DATA FOR REVIEW Start Marker
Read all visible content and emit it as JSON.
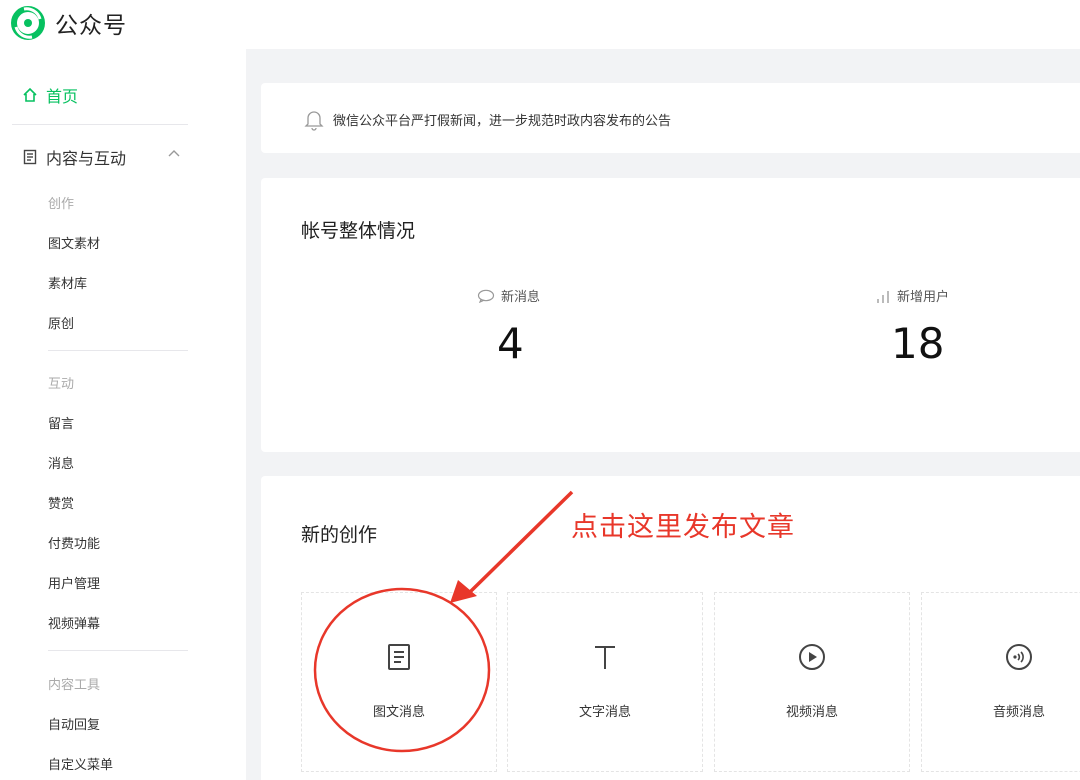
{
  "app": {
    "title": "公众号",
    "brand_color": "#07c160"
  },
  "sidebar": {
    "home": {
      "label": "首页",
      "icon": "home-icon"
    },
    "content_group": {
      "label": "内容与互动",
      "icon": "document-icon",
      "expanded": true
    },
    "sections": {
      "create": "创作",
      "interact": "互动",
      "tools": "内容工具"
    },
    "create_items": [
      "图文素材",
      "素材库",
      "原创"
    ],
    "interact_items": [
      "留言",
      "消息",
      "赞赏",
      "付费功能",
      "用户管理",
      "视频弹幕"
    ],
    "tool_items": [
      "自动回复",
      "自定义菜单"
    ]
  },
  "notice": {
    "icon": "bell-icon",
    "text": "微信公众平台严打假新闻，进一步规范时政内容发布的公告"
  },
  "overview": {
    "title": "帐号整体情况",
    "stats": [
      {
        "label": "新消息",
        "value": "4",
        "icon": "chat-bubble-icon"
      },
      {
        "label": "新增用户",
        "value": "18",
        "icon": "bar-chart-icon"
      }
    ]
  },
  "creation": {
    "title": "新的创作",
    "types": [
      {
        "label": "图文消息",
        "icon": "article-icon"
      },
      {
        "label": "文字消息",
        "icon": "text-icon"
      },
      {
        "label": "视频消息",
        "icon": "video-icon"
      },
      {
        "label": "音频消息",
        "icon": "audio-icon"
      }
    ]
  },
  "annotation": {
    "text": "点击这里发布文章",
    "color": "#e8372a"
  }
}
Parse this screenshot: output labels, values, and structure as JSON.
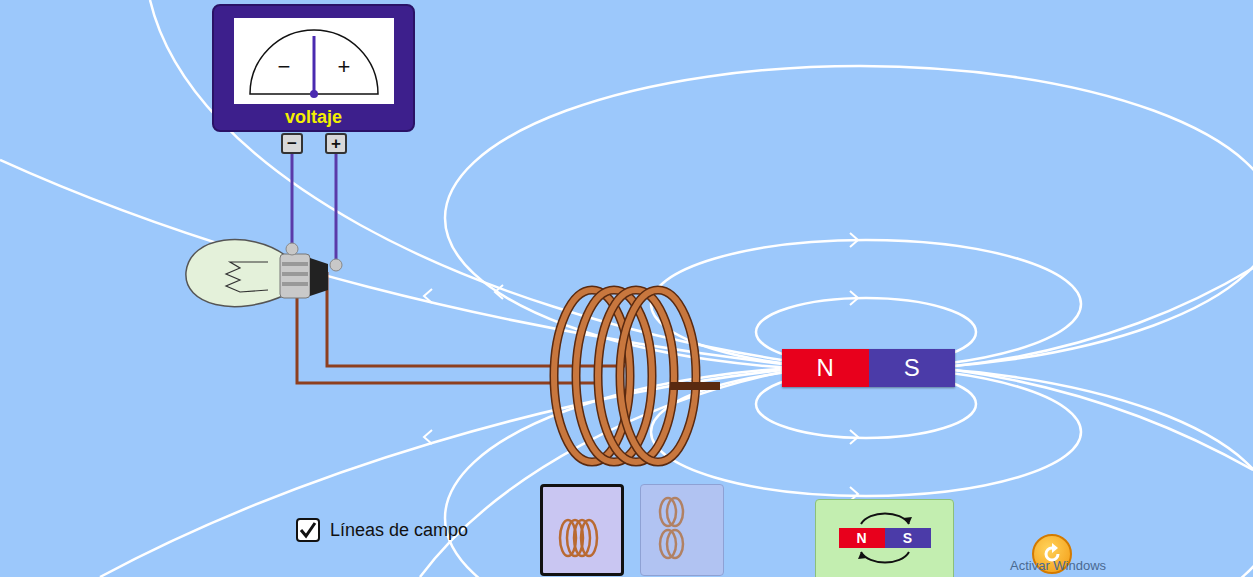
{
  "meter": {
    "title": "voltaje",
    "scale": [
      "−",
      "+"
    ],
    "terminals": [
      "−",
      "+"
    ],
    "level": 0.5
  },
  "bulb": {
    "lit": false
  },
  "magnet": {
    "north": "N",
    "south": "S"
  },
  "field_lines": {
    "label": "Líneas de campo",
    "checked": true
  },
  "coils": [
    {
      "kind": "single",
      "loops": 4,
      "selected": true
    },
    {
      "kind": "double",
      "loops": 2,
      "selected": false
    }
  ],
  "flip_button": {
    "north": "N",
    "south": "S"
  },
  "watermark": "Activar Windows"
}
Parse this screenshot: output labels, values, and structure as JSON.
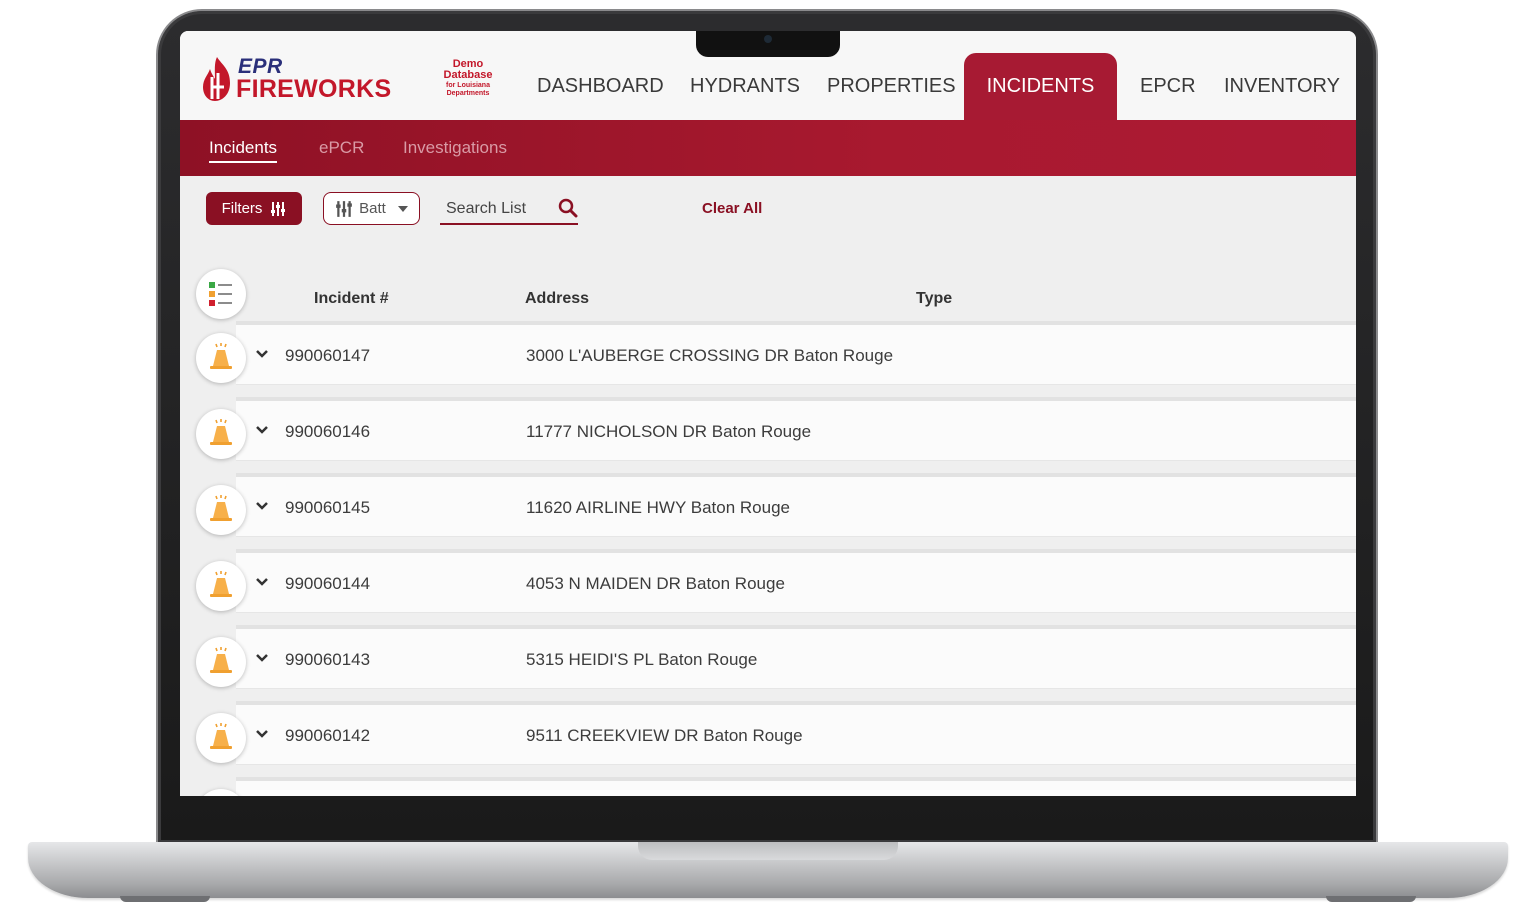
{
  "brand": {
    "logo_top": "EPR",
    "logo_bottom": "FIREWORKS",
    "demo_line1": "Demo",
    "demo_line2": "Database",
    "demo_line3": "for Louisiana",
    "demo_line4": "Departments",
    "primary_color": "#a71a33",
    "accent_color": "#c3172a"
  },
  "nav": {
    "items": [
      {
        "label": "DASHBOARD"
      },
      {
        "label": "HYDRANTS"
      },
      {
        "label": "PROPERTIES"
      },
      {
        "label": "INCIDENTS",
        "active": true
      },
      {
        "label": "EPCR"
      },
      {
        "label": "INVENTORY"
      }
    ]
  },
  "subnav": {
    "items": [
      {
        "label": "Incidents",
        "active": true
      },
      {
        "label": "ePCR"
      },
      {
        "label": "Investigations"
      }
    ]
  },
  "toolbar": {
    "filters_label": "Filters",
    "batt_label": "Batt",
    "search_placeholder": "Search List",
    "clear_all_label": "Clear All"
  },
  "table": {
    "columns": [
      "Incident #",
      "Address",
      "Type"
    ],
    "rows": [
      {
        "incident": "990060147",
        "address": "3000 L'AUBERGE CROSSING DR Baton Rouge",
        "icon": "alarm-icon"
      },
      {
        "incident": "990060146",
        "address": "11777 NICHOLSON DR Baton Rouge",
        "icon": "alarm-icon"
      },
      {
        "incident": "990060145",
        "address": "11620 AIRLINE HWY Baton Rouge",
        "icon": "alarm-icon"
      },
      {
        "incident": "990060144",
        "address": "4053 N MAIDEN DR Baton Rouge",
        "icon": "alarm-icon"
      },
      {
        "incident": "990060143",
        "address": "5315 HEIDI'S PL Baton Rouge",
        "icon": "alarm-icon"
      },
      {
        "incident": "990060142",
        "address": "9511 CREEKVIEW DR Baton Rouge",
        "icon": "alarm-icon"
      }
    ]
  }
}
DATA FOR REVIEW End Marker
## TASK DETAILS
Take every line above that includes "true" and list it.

## TASK OUTPUT
      "expanded": true
    "checked": true
      "selected": true
        "active": true
        "active": true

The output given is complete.